Now many firms in India that had hired a number of crypto analysts and associates last year are retreating from the web3 market and have asked staff to focus on different sectors, according to people familiar with the matter.

Fintech is another area of concern for investors. India’s central bank this year pushed a series of stringent changes to how fintechs lend to borrowers. The Reserve Bank of India is also increasingly scrutinizing who gets the license to operate non-banking financial companies in the country in moves that has sent a shockwave to investors.

Many venture investors are now increasingly chasing opportunities to back banks instead. Accel and Quona recently backed Shivalik Small Finance Bank. Many are deliberating an investment in SMB Bank India, one of the banks that has aggressively partnered with fintechs in the South Asian market, TechCrunch reported earlier this month.

Investors’ enthusiasm in the edtech market has also cooled off after re-opening of schools toppled the giants Byju’s, Unacademy and Vedantu.

Indian startups raised $24.7 billion this year, down from $37 billion last year, according to market intelligence firm Tracxn. The funding crunch and the market dynamics prompted startups to let go of as many as 20,000 employees this year.

Over a dozen investors I spoke with believe that the funding crunch won’t go away until at least Q3 of next year despite most investors chasing India sitting on record amounts of dry powder.

As we enter the new year, some investors will be re-evaluating their convictions and many are convinced that several down rounds for major startups are on the horizon. But many star unicorn founders are unwilling to take a haircut in their valuations, in part because they believe that will drive some talent away. PharmEasy, valued at $5.6 billion, was offered new capital at a lower than $3 billion valuation this year, according to two people familiar with the matter. (PharmEasy did not respond to a request for comment.)

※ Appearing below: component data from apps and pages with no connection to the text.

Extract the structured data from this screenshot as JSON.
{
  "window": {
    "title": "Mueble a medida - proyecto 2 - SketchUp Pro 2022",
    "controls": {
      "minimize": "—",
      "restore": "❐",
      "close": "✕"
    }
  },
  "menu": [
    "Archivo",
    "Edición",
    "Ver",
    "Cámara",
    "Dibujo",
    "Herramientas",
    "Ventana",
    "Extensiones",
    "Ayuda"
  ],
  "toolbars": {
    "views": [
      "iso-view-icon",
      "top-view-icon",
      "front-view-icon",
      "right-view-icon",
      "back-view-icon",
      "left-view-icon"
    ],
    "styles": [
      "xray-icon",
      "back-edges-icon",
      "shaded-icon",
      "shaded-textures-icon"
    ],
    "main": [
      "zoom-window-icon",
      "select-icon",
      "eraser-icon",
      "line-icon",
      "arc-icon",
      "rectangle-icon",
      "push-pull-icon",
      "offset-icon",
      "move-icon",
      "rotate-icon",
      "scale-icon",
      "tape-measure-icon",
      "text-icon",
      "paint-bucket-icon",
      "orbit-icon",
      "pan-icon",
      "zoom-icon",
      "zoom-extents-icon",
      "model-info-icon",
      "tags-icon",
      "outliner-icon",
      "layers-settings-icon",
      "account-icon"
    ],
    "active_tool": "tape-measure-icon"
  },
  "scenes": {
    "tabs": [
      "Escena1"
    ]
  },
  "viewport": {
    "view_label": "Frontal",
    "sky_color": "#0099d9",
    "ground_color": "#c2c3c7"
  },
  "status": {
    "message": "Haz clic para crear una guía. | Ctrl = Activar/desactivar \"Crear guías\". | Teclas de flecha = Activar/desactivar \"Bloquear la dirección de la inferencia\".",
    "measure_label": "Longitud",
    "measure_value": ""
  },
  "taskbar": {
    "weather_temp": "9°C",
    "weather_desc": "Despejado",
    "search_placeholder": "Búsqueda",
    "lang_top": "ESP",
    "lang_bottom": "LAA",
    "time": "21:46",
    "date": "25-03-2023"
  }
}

“2022 started off strongly, and it seemed for a while that the Indian venture funding market would be subject to different gravitational forces than U.S. and China, which were seeing dramatic declines, but this was not to be. The Indian market eventually turned out to be subject to the same macro headwinds as the U.S. and China venture market,” said Sajith Pai, an investor at Blume Ventures.

Pai said that growth-stage deals accounted for the majority of funding last year and saw anywhere from a 40-50% drop this year. “The decline was led primarily by growth funds pausing investments because the multiples in private markets were rich compared to their public peers, and the weak unit economics of the growth stage companies.”

Dispatch from Bangalore, end of 2022 edition by Manish Singh originally published on TechCrunch

Pin It on Pinterest

Share This